▶ **Directions**:
Check each line of the entries for "JSON" and report the ones that have it.

▶ **Input for this task**:

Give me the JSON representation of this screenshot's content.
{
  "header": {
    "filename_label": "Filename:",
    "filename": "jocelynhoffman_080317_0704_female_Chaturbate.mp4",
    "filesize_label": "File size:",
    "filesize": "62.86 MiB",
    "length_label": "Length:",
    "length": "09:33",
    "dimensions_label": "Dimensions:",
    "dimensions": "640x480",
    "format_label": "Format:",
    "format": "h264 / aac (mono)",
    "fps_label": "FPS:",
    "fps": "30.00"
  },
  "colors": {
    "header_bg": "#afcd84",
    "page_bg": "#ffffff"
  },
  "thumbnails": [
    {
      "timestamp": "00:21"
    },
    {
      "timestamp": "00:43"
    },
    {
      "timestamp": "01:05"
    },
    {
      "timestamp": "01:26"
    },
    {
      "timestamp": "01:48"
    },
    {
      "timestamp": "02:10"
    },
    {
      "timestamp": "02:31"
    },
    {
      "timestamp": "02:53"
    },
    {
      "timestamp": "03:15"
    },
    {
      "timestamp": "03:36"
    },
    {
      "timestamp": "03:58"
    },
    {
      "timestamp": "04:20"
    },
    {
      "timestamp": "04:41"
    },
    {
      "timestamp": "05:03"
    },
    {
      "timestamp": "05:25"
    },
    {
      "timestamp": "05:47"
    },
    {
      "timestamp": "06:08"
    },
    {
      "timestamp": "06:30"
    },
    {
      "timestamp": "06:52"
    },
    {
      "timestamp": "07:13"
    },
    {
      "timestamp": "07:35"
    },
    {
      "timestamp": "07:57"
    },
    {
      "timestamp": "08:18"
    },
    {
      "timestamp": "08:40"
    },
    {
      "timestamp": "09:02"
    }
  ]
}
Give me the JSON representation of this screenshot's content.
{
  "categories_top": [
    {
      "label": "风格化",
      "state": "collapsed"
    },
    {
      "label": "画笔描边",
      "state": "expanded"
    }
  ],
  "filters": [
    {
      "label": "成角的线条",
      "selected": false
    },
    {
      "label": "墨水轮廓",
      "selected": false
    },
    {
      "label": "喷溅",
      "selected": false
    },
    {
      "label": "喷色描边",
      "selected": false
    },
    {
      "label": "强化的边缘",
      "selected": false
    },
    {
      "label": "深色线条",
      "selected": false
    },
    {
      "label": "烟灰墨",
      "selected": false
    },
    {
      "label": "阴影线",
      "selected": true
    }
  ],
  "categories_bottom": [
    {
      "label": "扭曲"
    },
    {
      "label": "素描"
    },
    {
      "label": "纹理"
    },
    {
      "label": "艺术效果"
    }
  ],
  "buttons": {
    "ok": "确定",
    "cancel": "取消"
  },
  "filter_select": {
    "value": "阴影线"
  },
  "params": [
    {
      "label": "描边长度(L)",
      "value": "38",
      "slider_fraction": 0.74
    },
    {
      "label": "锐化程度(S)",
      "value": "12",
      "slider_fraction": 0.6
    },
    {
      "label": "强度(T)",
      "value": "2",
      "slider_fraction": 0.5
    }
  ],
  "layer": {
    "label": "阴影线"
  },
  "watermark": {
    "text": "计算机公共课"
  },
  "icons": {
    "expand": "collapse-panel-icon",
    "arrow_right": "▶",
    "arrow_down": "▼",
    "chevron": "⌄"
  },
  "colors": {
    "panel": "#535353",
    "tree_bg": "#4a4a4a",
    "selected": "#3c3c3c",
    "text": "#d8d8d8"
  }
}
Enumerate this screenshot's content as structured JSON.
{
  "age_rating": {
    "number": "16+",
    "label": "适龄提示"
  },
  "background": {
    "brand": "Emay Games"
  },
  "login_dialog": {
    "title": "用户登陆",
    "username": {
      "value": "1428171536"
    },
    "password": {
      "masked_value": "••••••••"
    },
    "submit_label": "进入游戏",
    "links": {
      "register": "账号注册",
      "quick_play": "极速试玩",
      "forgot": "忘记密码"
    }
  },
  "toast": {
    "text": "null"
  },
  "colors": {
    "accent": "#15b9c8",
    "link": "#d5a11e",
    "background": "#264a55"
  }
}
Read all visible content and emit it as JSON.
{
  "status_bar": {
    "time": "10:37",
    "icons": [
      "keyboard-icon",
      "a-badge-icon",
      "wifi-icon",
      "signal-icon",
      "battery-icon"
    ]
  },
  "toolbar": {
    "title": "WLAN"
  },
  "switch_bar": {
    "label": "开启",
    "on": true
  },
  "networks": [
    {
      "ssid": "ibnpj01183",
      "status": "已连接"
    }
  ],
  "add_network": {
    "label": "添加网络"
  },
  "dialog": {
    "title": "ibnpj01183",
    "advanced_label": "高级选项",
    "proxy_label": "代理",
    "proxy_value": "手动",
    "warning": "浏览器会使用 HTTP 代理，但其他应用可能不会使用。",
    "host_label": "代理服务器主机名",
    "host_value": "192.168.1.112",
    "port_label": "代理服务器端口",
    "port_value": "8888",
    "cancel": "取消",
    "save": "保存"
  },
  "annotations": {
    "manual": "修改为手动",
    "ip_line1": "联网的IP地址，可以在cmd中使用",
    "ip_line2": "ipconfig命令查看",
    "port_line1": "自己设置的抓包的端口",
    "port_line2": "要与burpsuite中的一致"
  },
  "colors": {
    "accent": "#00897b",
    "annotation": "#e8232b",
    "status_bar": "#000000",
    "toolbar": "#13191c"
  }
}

▶ **Task answer**:
Give me the JSON representation of this screenshot's content.
Give me the JSON representation of this screenshot's content.
Enumerate this screenshot's content as structured JSON.
Read all visible content and emit it as JSON.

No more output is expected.